“I learned a ton and gained a lot of experience. I was able to work at great farms, and I even went to Burgundy. Few people get to go there and help make wine, especially Black people,” van Wyk says. “I had a ball of a time there, and that trip really shaped my winemaking philosophy and the type of wines I wanted to make for Kara-Tara.”

For van Wyk, making wine and launching his own label is a chance to tell an untold story and to change perceptions. It’s about passing on the essential lessons his parents instilled in him, like the importance of giving, creating a legacy and using the examples of those before him to set an even higher standard for those who will come after.

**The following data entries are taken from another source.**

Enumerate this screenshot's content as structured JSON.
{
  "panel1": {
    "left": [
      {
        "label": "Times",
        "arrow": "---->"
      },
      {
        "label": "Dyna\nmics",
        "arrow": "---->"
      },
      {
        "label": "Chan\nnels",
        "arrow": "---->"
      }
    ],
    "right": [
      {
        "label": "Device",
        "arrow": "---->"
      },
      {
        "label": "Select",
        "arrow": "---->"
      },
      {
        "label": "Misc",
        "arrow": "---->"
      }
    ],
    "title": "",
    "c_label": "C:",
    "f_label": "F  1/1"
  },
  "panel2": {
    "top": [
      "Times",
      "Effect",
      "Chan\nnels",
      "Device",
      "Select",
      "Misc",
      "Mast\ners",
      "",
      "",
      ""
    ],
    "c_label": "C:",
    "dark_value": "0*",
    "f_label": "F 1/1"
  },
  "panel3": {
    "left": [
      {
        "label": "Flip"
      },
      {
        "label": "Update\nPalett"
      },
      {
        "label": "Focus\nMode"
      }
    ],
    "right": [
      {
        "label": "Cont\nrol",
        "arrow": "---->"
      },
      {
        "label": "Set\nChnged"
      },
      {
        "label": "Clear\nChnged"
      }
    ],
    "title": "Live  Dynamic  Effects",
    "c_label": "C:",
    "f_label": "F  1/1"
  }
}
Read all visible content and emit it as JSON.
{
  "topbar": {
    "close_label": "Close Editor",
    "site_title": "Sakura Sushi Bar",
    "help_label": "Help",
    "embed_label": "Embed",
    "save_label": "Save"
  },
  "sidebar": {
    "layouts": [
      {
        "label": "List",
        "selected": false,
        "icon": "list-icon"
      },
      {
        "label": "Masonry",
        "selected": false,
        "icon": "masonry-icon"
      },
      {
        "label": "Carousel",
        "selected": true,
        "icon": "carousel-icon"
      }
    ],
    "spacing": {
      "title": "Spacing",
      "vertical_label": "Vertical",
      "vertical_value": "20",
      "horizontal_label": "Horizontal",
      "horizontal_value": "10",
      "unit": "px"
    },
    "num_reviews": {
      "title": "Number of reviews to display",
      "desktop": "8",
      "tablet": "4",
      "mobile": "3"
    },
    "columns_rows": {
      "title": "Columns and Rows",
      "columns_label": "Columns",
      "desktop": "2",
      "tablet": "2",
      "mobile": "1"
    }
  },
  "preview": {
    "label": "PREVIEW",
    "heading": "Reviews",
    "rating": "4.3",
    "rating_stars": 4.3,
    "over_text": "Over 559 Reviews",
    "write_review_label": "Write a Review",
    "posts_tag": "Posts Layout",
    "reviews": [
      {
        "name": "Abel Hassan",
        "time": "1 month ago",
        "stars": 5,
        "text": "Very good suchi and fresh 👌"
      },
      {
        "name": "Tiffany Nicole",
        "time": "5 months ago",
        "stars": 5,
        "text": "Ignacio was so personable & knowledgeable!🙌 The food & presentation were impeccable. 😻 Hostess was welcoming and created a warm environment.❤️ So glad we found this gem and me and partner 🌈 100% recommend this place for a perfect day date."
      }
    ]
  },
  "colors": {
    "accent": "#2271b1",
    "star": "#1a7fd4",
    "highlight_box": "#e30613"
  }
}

“It’s all about reinvesting the knowledge and experience that you gained. I don’t know too much about what life is. But what I do know, I want to share because sharing our knowledge and experience to help people change their situations can be a benefit in changing the country for the better overall,” van Wyk says.

Wade Stander
Wade Stander / Photography by Lauren Mulligan

What’s the Benefit?

At Brunia Wines in Sondagskloof, within the Cape South Coast, Wade Sander is taking that information-sharing exchange to the next level. While the Johannesburg-born winemaker focuses on creating high-quality Pinot Noir, Sémillon and Syrah, his family-owned organic and biodynamic farm focuses on sustainability with an emphasis on social responsibility.

“We have legacy farm workers in the Western Cape and social ills that have come with that—ill treatment from farm owners and land owners, evictions of Black farm workers, people not having access to the land they’ve worked their entire lives. We wanted to get past that because we knew if we were successful and the people we worked with were successful, then that would be the best situation to take us all forward,” says Sander.

A former Cape Winemakers Guild Protégé and Elsenburg graduate, Sander completed harvests in California’s Edna Valley and worked with Thierry Germain of Domaine De Roche Neuves in France’s Loire Valley before joining the winemaking team at Mullineux & Leeu Family Wines in 2015.

When Sander’s parents approached him and his brother about potentially purchasing property and starting a family farm, he seized the idea of making wines that could show their perspective of what sustainable South African wine could be. In 2016, the family purchased Cold Mountain Vineyards, creating a multi-enterprise farm, growing fig trees, seasonal vegetables and the grapes used to make Brunia’s wines. They also launched the Cold Mountain Farm Cooperative, giving families who had worked the land for generations the opportunity to not only remain there but also to buy into Brunia and develop generational wealth for themselves.

“We want a deeper relationship with our employees. I believe there is a greater benefit of the business if we have people that grew up on the land work with us, lease the areas they live on, and farm for themselves,” Sander says.

He asks, “What’s the benefit of being a Black-owned brand when you can only buy grapes from white farmers? When you’re paying them to make wine in their cellars? How much real investment are you making into our community?” letting the questions hang there a moment. “That’s something that’s become extremely important to us.”

This article originally appeared in the April 2023 issue of Wine Enthusiast magazine. Click here to subscribe today!